(Beginning of Supplied information)

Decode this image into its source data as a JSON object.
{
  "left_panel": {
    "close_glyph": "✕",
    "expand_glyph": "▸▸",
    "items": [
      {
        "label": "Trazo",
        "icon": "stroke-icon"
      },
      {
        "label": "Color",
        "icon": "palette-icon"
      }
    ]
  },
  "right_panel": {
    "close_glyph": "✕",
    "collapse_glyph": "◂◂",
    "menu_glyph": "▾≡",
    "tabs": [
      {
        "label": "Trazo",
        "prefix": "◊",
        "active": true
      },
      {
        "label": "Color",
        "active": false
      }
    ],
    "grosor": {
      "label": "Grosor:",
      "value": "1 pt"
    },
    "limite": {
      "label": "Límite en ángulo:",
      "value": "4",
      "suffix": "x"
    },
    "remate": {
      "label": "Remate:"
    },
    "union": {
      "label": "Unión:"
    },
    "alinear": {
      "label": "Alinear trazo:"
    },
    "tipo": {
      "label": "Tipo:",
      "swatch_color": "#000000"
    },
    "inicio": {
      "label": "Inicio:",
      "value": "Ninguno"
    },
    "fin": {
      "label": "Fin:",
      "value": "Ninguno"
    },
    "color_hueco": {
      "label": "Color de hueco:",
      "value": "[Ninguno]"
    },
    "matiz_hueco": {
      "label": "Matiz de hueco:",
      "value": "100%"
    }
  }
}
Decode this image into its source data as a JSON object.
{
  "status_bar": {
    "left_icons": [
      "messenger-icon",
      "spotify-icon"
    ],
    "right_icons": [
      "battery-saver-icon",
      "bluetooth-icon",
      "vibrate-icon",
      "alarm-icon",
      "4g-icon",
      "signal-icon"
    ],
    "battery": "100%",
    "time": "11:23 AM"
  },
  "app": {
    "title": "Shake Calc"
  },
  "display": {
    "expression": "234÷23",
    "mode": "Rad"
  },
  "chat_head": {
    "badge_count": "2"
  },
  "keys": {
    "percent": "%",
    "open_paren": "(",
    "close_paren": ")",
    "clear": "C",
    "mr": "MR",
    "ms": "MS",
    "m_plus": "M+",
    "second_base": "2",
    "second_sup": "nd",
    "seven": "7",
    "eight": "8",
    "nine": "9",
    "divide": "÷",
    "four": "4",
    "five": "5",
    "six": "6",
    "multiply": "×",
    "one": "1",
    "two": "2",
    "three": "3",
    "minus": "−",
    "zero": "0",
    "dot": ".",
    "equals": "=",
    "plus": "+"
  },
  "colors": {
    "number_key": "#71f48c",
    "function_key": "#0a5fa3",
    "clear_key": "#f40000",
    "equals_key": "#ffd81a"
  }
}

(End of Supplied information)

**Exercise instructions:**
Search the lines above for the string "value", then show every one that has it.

**Answer space:**
      "value": "1 pt"
      "value": "4",
      "value": "Ninguno"
      "value": "Ninguno"
      "value": "[Ninguno]"
      "value": "100%"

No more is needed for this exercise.